◆ Exercise objective ◆
Reply only with how many lines in these entries hold the string "this".
────
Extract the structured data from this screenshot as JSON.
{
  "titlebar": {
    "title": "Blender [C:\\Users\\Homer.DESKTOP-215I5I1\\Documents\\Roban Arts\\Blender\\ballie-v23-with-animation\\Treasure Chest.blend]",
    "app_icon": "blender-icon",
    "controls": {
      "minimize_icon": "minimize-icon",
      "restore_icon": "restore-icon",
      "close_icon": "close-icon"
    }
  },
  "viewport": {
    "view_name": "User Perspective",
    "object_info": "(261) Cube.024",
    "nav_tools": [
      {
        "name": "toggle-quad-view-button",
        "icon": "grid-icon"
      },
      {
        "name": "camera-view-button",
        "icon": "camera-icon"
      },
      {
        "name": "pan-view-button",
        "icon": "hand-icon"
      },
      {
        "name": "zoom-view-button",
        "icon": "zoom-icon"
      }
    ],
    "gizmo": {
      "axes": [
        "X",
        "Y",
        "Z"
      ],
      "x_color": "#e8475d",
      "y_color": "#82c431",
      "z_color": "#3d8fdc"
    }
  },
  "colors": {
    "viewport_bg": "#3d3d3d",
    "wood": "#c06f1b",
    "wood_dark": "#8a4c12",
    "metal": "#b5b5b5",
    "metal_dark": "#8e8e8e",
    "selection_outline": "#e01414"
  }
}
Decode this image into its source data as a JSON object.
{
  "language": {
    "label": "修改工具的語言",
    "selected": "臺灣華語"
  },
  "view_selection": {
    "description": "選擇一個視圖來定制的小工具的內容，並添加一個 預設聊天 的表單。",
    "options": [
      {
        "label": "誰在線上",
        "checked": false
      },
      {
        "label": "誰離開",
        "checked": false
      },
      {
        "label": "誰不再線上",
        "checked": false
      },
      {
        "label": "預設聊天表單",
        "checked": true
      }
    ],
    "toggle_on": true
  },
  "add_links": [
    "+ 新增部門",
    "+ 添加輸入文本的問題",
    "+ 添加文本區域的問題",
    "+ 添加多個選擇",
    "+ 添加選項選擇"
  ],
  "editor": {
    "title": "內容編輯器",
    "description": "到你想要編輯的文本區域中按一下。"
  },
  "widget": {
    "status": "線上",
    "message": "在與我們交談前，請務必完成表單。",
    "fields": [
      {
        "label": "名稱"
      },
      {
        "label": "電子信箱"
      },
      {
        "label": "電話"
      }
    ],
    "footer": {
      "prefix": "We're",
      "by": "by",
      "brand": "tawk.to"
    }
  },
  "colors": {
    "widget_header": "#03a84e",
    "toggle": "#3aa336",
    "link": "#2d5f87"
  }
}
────
◆ Answer space ◆
2